For an organization to survive and thrive it is not enough to want more innovation, you must have the will to do the work to make the practice of innovation commonplace. Jeffrey Phillips tackles this subject head on in, Relentless Innovation. He offers a path for organizations to make innovation an everyday occurrence in which the whole system of the enterprise is aligned around the discipline of creation.
One of the frustrations for me, as someone passionately interested in fostering innovation in organizations, is the recognition that unless it is addressed holistically over time innovation is driven from most areas of the enterprise. Innovation means change; and change, like all new elements requires accommodations on the part of organizations which are all too often entirely focused on their efficiency and the immediacy of their effectiveness. This leaves little room for innovation to take hold, let alone flourish.

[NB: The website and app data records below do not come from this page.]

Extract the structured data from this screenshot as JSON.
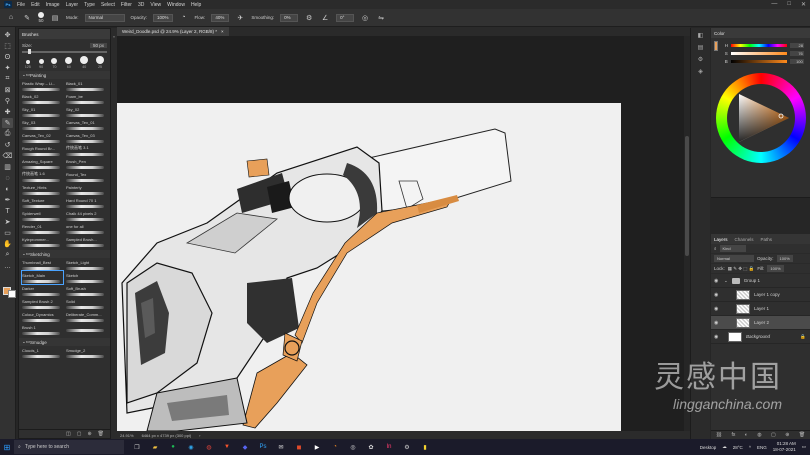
{
  "menubar": {
    "logo": "Ps",
    "items": [
      "File",
      "Edit",
      "Image",
      "Layer",
      "Type",
      "Select",
      "Filter",
      "3D",
      "View",
      "Window",
      "Help"
    ],
    "window_controls": [
      "—",
      "□",
      "✕"
    ]
  },
  "options": {
    "brush_size": "50",
    "mode_label": "Mode:",
    "mode_value": "Normal",
    "opacity_label": "Opacity:",
    "opacity_value": "100%",
    "flow_label": "Flow:",
    "flow_value": "40%",
    "smoothing_label": "Smoothing:",
    "smoothing_value": "0%",
    "angle_value": "0°"
  },
  "toolbar": {
    "tools": [
      "move-icon",
      "marquee-icon",
      "lasso-icon",
      "magic-wand-icon",
      "crop-icon",
      "frame-icon",
      "eyedropper-icon",
      "healing-icon",
      "brush-icon",
      "stamp-icon",
      "history-brush-icon",
      "eraser-icon",
      "gradient-icon",
      "blur-icon",
      "dodge-icon",
      "pen-icon",
      "type-icon",
      "path-select-icon",
      "rectangle-icon",
      "hand-icon",
      "zoom-icon",
      "more-icon"
    ],
    "tool_glyphs": [
      "✥",
      "⬚",
      "ʘ",
      "✦",
      "⌗",
      "⊠",
      "⚲",
      "✚",
      "✎",
      "⎙",
      "↺",
      "⌫",
      "▥",
      "◌",
      "◐",
      "✒",
      "T",
      "➤",
      "▭",
      "✋",
      "⌕",
      "…"
    ],
    "foreground_color": "#e8a05a",
    "background_color": "#ffffff"
  },
  "brushes": {
    "tab_label": "Brushes",
    "size_label": "Size:",
    "size_value": "50 px",
    "tips": [
      {
        "label": "125",
        "d": 4
      },
      {
        "label": "90",
        "d": 5
      },
      {
        "label": "70",
        "d": 6
      },
      {
        "label": "60",
        "d": 7
      },
      {
        "label": "40",
        "d": 8
      },
      {
        "label": "25",
        "d": 8
      }
    ],
    "groups": [
      {
        "name": "Painting",
        "items": [
          "Plastic Wrap – Li...",
          "Black_01",
          "Black_02",
          "Foam_be",
          "Sky_01",
          "Sky_02",
          "Sky_03",
          "Canvas_Tex_01",
          "Canvas_Tex_02",
          "Canvas_Tex_03",
          "Rough Round Br...",
          "传统画笔 3.1",
          "Amazing_Square",
          "Brush_Pen",
          "传统画笔 1.6",
          "Round_Tex",
          "Texture_Hints",
          "Painterly",
          "Soft_Texture",
          "Hard Round 70 1",
          "Spiderwell",
          "Chalk 44 pixels 2",
          "Render_01",
          "one for all",
          "Kyleprommer...",
          "Sampled Brush..."
        ]
      },
      {
        "name": "Sketching",
        "items": [
          "Thumbnail_Best",
          "Sketch_Light",
          "Sketch_Main",
          "Sketch",
          "Darker",
          "Soft_Brush",
          "Sampled Brush 2",
          "Solid",
          "Colour_Dynamics",
          "Deliberate_Comm...",
          "Brush 1",
          ""
        ]
      },
      {
        "name": "Smudge",
        "items": [
          "Clouds_1",
          "Smudge_2"
        ]
      }
    ],
    "selected_item": "Sketch_Main",
    "footer_icons": [
      "◫",
      "▢",
      "⊕",
      "🗑"
    ]
  },
  "document": {
    "tab_title": "Weird_Doodle.psd @ 24.9% (Layer 2, RGB/8) *",
    "close_glyph": "×",
    "zoom": "24.91%",
    "dimensions": "6464 px x 4739 px (300 ppi)",
    "status_arrow": "›"
  },
  "mini_strip_icons": [
    "◧",
    "▤",
    "⚙",
    "◈"
  ],
  "color": {
    "tab_label": "Color",
    "rows": [
      {
        "label": "H",
        "value": "28"
      },
      {
        "label": "S",
        "value": "76"
      },
      {
        "label": "B",
        "value": "100"
      }
    ],
    "swatch": "#e8a05a"
  },
  "layers": {
    "tabs": [
      "Layers",
      "Channels",
      "Paths"
    ],
    "kind_label": "Kind",
    "blend_mode": "Normal",
    "opacity_label": "Opacity:",
    "opacity_value": "100%",
    "lock_label": "Lock:",
    "fill_label": "Fill:",
    "fill_value": "100%",
    "items": [
      {
        "name": "Group 1",
        "type": "group"
      },
      {
        "name": "Layer 1 copy",
        "type": "layer"
      },
      {
        "name": "Layer 1",
        "type": "layer"
      },
      {
        "name": "Layer 2",
        "type": "layer"
      },
      {
        "name": "Background",
        "type": "background"
      }
    ],
    "active": "Layer 2",
    "footer_icons": [
      "⛓",
      "fx",
      "◐",
      "◍",
      "▢",
      "⊕",
      "🗑"
    ]
  },
  "taskbar": {
    "start_glyph": "⊞",
    "search_placeholder": "Type here to search",
    "apps": [
      {
        "name": "task-view-icon",
        "glyph": "❐",
        "color": "#cccccc"
      },
      {
        "name": "explorer-icon",
        "glyph": "▰",
        "color": "#f0c040"
      },
      {
        "name": "spotify-icon",
        "glyph": "●",
        "color": "#1db954"
      },
      {
        "name": "edge-icon",
        "glyph": "◉",
        "color": "#2fa3e6"
      },
      {
        "name": "chrome-icon",
        "glyph": "◍",
        "color": "#e0443a"
      },
      {
        "name": "brave-icon",
        "glyph": "▼",
        "color": "#fb542b"
      },
      {
        "name": "discord-icon",
        "glyph": "◆",
        "color": "#5865f2"
      },
      {
        "name": "photoshop-icon",
        "glyph": "Ps",
        "color": "#31a8ff"
      },
      {
        "name": "mail-icon",
        "glyph": "✉",
        "color": "#dddddd"
      },
      {
        "name": "office-icon",
        "glyph": "◼",
        "color": "#e04a2a"
      },
      {
        "name": "media-icon",
        "glyph": "▶",
        "color": "#ffffff"
      },
      {
        "name": "blender-icon",
        "glyph": "◔",
        "color": "#f08a24"
      },
      {
        "name": "obs-icon",
        "glyph": "◎",
        "color": "#dddddd"
      },
      {
        "name": "davinci-icon",
        "glyph": "✿",
        "color": "#dddddd"
      },
      {
        "name": "indesign-icon",
        "glyph": "In",
        "color": "#ff3d6e"
      },
      {
        "name": "settings-icon",
        "glyph": "⚙",
        "color": "#cccccc"
      },
      {
        "name": "sticky-icon",
        "glyph": "▮",
        "color": "#f5d330"
      }
    ],
    "desktop_label": "Desktop",
    "weather": "28°C",
    "lang": "ENG",
    "time": "01:28 AM",
    "date": "18-07-2021"
  },
  "watermark": {
    "cn": "灵感中国",
    "en": "lingganchina.com"
  }
}
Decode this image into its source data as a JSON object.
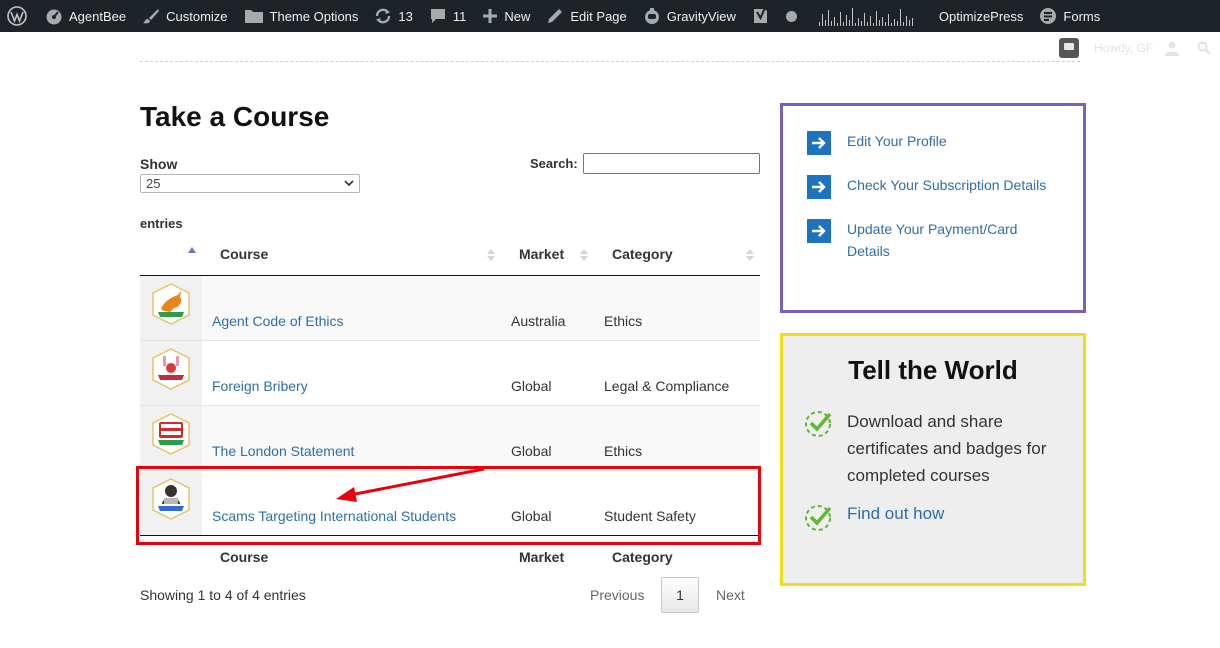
{
  "admin_bar": {
    "site_name": "AgentBee",
    "customize": "Customize",
    "theme_options": "Theme Options",
    "updates_count": "13",
    "comments_count": "11",
    "new": "New",
    "edit_page": "Edit Page",
    "gravityview": "GravityView",
    "optimizepress": "OptimizePress",
    "forms": "Forms"
  },
  "user_bar": {
    "howdy": "Howdy, GF"
  },
  "page": {
    "title": "Take a Course"
  },
  "table_controls": {
    "show_label": "Show",
    "show_value": "25",
    "entries_label": "entries",
    "search_label": "Search:",
    "search_value": ""
  },
  "table": {
    "headers": {
      "course": "Course",
      "market": "Market",
      "category": "Category"
    },
    "rows": [
      {
        "course": "Agent Code of Ethics",
        "market": "Australia",
        "category": "Ethics",
        "badge": "kangaroo-badge-icon"
      },
      {
        "course": "Foreign Bribery",
        "market": "Global",
        "category": "Legal & Compliance",
        "badge": "bribery-badge-icon"
      },
      {
        "course": "The London Statement",
        "market": "Global",
        "category": "Ethics",
        "badge": "london-bus-badge-icon"
      },
      {
        "course": "Scams Targeting International Students",
        "market": "Global",
        "category": "Student Safety",
        "badge": "hacker-badge-icon"
      }
    ],
    "info": "Showing 1 to 4 of 4 entries",
    "pagination": {
      "previous": "Previous",
      "current": "1",
      "next": "Next"
    }
  },
  "sidebar": {
    "account_links": [
      {
        "label": "Edit Your Profile"
      },
      {
        "label": "Check Your Subscription Details"
      },
      {
        "label": "Update Your Payment/Card Details"
      }
    ],
    "tell_world": {
      "title": "Tell the World",
      "text": "Download and share certificates and badges for completed courses",
      "link": "Find out how"
    }
  },
  "colors": {
    "admin_bar_bg": "#1d2327",
    "link_blue": "#2f6ea8",
    "arrow_box_blue": "#1e73be",
    "account_box_border": "#7a5fbf",
    "world_box_border": "#f2dd17",
    "annotation_red": "#e8000b",
    "check_green": "#5fb830"
  }
}
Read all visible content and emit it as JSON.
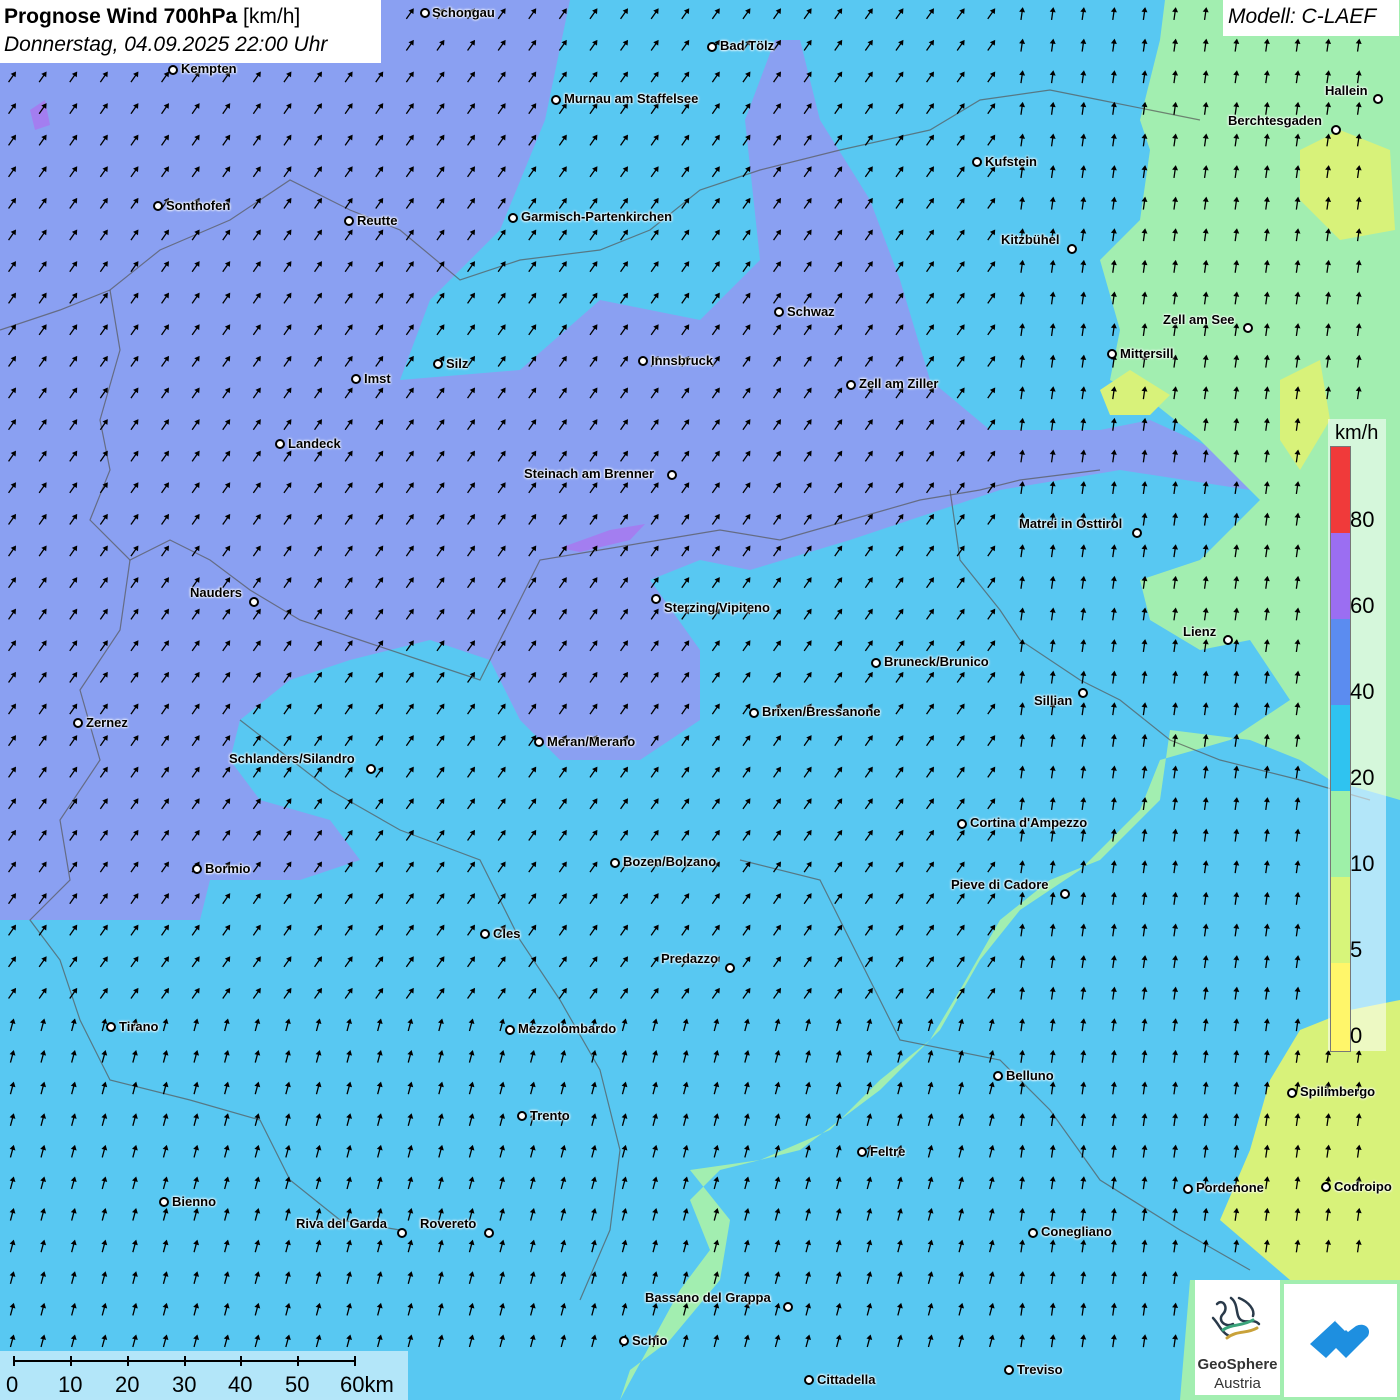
{
  "header": {
    "title_bold": "Prognose Wind 700hPa",
    "title_unit": "[km/h]",
    "datetime": "Donnerstag, 04.09.2025 22:00 Uhr",
    "model": "Modell: C-LAEF"
  },
  "legend": {
    "unit": "km/h",
    "ticks": [
      "0",
      "5",
      "10",
      "20",
      "40",
      "60",
      "80"
    ],
    "colors": [
      "#fff66a",
      "#d7f57a",
      "#9ef0a8",
      "#2fc3f0",
      "#5b8cf0",
      "#9b6ef2",
      "#f03a3a"
    ]
  },
  "scale": {
    "labels": [
      "0",
      "10",
      "20",
      "30",
      "40",
      "50",
      "60km"
    ]
  },
  "logos": {
    "geosphere_name": "GeoSphere",
    "geosphere_sub": "Austria",
    "geosphere_icon": "geosphere-logo-icon",
    "app_icon": "weather-app-icon"
  },
  "colors": {
    "strong_wind": "#8aa0f2",
    "moderate_wind": "#58c8f2",
    "light_wind": "#a2eeb0",
    "very_light_wind": "#d8f27a",
    "arrow": "#000000"
  },
  "cities": [
    {
      "name": "Schongau"
    },
    {
      "name": "Bad Tölz"
    },
    {
      "name": "Kempten"
    },
    {
      "name": "Murnau am Staffelsee"
    },
    {
      "name": "Hallein"
    },
    {
      "name": "Berchtesgaden"
    },
    {
      "name": "Kufstein"
    },
    {
      "name": "Sonthofen"
    },
    {
      "name": "Reutte"
    },
    {
      "name": "Garmisch-Partenkirchen"
    },
    {
      "name": "Kitzbühel"
    },
    {
      "name": "Schwaz"
    },
    {
      "name": "Zell am See"
    },
    {
      "name": "Innsbruck"
    },
    {
      "name": "Mittersill"
    },
    {
      "name": "Silz"
    },
    {
      "name": "Imst"
    },
    {
      "name": "Zell am Ziller"
    },
    {
      "name": "Landeck"
    },
    {
      "name": "Steinach am Brenner"
    },
    {
      "name": "Matrei in Osttirol"
    },
    {
      "name": "Nauders"
    },
    {
      "name": "Sterzing/Vipiteno"
    },
    {
      "name": "Lienz"
    },
    {
      "name": "Bruneck/Brunico"
    },
    {
      "name": "Sillian"
    },
    {
      "name": "Zernez"
    },
    {
      "name": "Brixen/Bressanone"
    },
    {
      "name": "Meran/Merano"
    },
    {
      "name": "Schlanders/Silandro"
    },
    {
      "name": "Cortina d'Ampezzo"
    },
    {
      "name": "Bozen/Bolzano"
    },
    {
      "name": "Bormio"
    },
    {
      "name": "Pieve di Cadore"
    },
    {
      "name": "Cles"
    },
    {
      "name": "Predazzo"
    },
    {
      "name": "Tirano"
    },
    {
      "name": "Mezzolombardo"
    },
    {
      "name": "Belluno"
    },
    {
      "name": "Spilimbergo"
    },
    {
      "name": "Trento"
    },
    {
      "name": "Feltre"
    },
    {
      "name": "Pordenone"
    },
    {
      "name": "Codroipo"
    },
    {
      "name": "Bienno"
    },
    {
      "name": "Riva del Garda"
    },
    {
      "name": "Rovereto"
    },
    {
      "name": "Conegliano"
    },
    {
      "name": "Bassano del Grappa"
    },
    {
      "name": "Schio"
    },
    {
      "name": "Treviso"
    },
    {
      "name": "Cittadella"
    }
  ]
}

This requires a fundamental rethinking of the way innovation is introduced and addressed over time. In Relentless Innovation, Phillips notes that, “If larger firms…don’t relearn innovation and reintroduce it to their business models, they’ll have little competitive advantage left.” He sees that few firms (if any) can afford to rest on their laurels as the pace of innovation continues unabated. To combat that innovation must become a consistent capability, developed, refined, and supported over time.
In this book Phillips lays out the clearly defined roles and responsibility that executives, middle managers and front line employees have for specific outcomes, ensuring that innovation is everyone’s job. The end result: focused and systemic innovation that becomes business as usual. The reason for that is that sustained innovation is not driven by any one part of the organization or any one role. The myth of the brilliant CEO is exactly that ― sustained innovation is a cultural issue, not an issue of leadership. This is something I emphasize with my clients frequently and consistently.
Perhaps the more revealing insight at the heart of this book is the concept of the impediment of BAU (Business As Usual) to innovation success. When the organization seeks to protect BAU there is no room to innovate and BAU becomes the order of the day. It makes an organization timelessly unchanging and profoundly uncreative in which the people “have a stake in sustaining a common, consistent operating model to achieve results repeatedly.” Phillips rightly points out that the ever-increasing focus on efficiency is in direct competition with innovation; the risk associated with and necessary for innovation is driven from the hyper-efficient organization.
To combat BAU and strike a balance between efficiency and innovation Phillips highlights the value of some tried and true business elements, such as clear vision and a focused strategy. He combines those with what he refers to as a “project” versus a “capability” mindset where the outcomes are targeted and defined by resource development over time. His approach makes innovation a process that is repeatable, sustainable and improvable over time rather than a discrete series of one-off events. Relentless Innovation sees that innovation is to be planned for, accounted for and executed with a clear goal of capturing, reusing and developing knowledge over time.
In that quest for reuse of knowledge Phillips highlights the need for accountability for innovation. Everyone in an organization must be specific about their innovation goals. Executives must link innovation to key strategies, and they must develop measures and metrics to hold innovators—and themselves—accountable. Middle managers must be measured on the performance of their teams in meeting those goals and measures and their team members must be held to account for their contributions to the state of innovation in the enterprise. Without an holistic approach that engages the all aspects of the organization innovation won’t be a fundamental part of the operations it will continue to be an afterthought.
Above all Relentless Innovation asks the reader to strive to seek a balance between the everyday demands of efficiency and the future focused demands of innovation. There is no magic formula for innovation but in his book Phillips offers a very good mirror so we can see where we are deficient in our own practices and how we might choose to become smarter in our innovation efforts. As with all change, adopting this approach is highly likely to be hard, but what valued discipline isn’t?
I highly recommend you read Relentless Innovation. Your organization will be better for it.